Did you know your most important organ is your brain and it resides in your head- the same head that might hit the road first if you are bumped off your bike? Wear your helmet: one that fits, every time you get on your bicycle. I remember my kids doing an egg drop challenge to see whose egg would make the two level drop from the roof. Sure enough- it was the one with polystyrene. Your brain and the egg: well there is really no comparison except you do give yourself a better chance when something does happen. We are very green these days but motorists are not always aware of the 1, 5 km distance they have to keep and there are times you simply have to share the same narrow road and one rock in your road can rewrite your history… Same with skate boarding: wear protective gear (knee and elbow guards) until you know you have mastered the skill: Head protection should be worn always!

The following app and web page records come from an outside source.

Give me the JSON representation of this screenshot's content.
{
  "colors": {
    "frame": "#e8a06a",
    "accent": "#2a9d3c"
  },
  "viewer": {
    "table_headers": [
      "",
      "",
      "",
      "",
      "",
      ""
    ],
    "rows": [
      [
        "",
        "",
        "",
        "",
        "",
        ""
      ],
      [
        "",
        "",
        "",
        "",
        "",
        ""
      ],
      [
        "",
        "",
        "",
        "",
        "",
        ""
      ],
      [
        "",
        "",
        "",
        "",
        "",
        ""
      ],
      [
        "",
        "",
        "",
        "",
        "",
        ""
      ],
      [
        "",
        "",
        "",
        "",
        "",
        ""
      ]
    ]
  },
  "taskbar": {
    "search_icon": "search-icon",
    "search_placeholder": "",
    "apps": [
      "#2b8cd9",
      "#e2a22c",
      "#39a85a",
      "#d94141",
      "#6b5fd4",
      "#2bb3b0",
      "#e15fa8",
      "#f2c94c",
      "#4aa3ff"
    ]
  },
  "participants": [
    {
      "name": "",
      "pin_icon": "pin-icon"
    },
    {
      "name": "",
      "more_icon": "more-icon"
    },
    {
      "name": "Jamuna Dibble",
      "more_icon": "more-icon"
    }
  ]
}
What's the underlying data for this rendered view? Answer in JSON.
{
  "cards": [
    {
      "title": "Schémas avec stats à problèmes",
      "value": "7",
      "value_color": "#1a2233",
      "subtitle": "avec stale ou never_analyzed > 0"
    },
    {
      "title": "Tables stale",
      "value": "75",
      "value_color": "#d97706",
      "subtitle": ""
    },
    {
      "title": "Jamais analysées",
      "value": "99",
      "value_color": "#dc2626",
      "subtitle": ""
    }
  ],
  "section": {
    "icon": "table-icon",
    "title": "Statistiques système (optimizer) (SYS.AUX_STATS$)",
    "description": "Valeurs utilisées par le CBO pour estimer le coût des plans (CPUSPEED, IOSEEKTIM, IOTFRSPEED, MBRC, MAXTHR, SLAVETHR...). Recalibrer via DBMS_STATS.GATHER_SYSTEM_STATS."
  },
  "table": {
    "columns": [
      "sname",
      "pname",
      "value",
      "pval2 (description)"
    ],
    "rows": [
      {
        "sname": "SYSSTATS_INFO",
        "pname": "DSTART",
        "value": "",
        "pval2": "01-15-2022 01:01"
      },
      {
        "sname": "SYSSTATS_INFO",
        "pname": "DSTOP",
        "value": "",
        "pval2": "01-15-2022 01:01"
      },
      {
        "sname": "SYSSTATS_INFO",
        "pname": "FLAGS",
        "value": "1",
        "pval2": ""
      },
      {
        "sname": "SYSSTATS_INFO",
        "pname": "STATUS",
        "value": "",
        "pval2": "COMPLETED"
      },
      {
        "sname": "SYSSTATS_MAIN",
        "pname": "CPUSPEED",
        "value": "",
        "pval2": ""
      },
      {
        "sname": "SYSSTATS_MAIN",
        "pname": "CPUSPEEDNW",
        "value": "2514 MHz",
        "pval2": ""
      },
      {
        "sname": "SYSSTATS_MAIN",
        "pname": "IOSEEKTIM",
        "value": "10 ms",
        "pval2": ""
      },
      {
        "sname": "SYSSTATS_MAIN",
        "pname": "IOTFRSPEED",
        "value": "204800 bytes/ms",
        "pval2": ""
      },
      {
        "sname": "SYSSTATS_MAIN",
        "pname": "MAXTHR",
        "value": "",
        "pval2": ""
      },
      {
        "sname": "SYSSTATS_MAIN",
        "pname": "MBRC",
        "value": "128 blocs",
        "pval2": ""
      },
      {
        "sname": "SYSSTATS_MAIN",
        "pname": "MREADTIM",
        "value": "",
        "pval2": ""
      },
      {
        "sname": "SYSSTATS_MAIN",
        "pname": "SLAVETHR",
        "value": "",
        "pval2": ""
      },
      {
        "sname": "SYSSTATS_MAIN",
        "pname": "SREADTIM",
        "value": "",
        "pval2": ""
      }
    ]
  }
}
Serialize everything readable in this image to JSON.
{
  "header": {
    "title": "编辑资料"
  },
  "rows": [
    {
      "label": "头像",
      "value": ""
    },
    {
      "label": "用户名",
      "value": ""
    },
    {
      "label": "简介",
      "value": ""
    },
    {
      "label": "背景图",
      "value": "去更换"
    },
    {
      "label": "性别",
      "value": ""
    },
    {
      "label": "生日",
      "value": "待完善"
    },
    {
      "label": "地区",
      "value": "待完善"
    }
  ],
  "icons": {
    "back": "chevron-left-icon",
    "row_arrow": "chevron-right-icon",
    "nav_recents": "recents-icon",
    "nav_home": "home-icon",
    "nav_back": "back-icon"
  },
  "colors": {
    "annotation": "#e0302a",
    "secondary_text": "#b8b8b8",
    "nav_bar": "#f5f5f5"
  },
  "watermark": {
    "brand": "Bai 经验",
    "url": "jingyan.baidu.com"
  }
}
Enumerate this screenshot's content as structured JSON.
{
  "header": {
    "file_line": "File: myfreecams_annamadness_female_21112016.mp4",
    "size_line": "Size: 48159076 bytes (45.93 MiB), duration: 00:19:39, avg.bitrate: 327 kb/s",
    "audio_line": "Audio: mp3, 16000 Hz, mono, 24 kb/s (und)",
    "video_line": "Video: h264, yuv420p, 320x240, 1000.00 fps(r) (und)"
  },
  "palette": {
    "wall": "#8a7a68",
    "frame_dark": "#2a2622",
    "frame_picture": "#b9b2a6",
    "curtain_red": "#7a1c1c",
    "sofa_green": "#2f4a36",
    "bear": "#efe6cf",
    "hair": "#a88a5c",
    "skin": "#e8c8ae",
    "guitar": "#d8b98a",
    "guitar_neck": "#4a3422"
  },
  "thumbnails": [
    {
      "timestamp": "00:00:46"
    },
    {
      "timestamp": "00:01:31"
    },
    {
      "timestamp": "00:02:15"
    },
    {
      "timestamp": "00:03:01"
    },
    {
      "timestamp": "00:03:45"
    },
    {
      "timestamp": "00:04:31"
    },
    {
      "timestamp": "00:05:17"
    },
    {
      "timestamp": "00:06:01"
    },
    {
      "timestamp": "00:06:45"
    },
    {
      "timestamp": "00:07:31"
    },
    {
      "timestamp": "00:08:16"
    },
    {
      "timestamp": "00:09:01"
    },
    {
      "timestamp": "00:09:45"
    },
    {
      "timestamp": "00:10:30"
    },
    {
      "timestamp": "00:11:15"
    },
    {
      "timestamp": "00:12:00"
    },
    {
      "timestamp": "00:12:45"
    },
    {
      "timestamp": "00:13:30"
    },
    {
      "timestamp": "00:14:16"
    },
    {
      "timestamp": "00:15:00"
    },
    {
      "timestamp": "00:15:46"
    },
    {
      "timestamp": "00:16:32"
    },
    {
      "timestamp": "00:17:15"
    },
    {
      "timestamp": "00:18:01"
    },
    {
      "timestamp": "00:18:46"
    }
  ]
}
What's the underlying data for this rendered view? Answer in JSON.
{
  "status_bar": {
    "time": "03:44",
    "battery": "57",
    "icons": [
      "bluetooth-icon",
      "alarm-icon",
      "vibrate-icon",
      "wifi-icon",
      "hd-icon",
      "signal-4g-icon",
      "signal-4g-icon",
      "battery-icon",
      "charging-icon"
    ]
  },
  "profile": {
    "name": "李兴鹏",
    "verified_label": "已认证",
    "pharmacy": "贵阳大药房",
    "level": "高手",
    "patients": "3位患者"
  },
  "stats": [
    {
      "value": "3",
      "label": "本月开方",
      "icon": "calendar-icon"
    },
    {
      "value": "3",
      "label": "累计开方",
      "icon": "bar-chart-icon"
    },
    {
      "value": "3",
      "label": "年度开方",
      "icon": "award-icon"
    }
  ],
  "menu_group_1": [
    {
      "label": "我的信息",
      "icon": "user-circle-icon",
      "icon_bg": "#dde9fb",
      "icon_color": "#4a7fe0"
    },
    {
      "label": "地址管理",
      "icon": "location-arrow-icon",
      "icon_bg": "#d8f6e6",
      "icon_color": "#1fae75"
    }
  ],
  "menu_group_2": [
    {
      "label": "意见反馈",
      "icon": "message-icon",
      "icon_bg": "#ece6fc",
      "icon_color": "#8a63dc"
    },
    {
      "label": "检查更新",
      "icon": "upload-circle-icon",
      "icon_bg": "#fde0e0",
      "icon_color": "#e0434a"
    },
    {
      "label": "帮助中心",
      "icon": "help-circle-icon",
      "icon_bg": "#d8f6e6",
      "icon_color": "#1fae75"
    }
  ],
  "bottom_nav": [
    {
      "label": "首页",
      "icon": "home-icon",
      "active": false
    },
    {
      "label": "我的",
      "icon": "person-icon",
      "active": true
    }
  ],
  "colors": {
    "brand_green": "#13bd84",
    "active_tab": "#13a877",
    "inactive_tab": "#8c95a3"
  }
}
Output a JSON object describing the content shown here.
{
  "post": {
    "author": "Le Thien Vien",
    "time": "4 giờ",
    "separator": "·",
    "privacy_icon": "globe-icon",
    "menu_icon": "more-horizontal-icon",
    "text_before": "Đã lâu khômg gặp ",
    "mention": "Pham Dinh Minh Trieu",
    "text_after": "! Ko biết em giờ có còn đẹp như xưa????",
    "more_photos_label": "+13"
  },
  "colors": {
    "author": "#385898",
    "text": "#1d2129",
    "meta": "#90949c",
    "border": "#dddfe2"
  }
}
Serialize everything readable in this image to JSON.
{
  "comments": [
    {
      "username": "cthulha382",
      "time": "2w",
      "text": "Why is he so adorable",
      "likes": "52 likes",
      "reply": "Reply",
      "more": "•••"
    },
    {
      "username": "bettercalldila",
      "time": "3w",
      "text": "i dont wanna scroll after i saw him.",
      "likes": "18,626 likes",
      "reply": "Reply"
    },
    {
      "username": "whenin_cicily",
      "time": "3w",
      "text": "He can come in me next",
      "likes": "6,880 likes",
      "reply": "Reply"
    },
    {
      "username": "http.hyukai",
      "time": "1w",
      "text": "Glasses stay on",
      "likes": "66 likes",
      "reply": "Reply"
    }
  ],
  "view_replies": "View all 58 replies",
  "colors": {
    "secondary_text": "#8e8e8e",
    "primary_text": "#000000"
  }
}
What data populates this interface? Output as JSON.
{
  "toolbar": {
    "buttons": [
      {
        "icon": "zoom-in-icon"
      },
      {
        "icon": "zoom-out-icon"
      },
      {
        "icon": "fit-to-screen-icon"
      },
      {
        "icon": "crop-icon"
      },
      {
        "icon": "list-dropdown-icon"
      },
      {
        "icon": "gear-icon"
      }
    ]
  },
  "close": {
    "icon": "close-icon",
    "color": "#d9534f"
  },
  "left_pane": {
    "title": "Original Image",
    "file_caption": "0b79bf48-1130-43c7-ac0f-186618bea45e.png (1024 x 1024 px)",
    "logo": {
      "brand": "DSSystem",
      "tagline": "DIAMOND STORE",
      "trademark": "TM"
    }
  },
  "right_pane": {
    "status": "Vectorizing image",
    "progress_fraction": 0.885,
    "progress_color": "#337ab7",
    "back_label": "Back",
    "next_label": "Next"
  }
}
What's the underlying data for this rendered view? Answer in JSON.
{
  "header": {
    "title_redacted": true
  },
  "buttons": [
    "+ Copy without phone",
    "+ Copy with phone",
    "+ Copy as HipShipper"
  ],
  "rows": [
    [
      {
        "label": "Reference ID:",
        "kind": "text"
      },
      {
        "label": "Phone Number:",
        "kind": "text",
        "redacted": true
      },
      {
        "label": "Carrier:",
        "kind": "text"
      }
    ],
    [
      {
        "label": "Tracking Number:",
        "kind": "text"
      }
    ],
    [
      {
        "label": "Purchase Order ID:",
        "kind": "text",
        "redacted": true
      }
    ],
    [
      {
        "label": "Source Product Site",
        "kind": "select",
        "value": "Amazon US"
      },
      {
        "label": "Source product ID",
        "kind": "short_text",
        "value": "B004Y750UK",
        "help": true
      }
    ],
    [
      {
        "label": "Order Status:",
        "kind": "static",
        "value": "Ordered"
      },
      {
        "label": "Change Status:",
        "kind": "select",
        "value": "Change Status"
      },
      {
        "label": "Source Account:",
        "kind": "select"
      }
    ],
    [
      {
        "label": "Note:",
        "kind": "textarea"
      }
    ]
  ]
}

Crossing the road?

When is a child old enough to cross a road? I remember I had a friend who came from a farm village and she could not cross the road without having a near death experience and giving me a heart attack with her style of crossing the road: quick side check and then run as fast as you can! No this is not a good strategy: the best way is to triple check and then walk a normal speed- this way a motorist can see you and can anticipate what to expect of you as a pedestrian. It is also a good idea to check and make eye contact with motorists when you cross the road- even at a pedestrian crossing because then you can see if the motorist is paying attention to you and you crossing the road. I have been to cities where the pedestrian style would be: put down your year and just start crossing but this is not the best way to learn children.

Hold their hands! It is such an adventure to figure out who has the big hand, soft hands, warm hands, bony hands: make this part of the fun and a game to hold hands and cross the street. Children often want to break loose and run ahead to show their independence: but this is not-negotiable.

Wear reflecting clothes when walking in the dark or wintertime when visibility is challenges.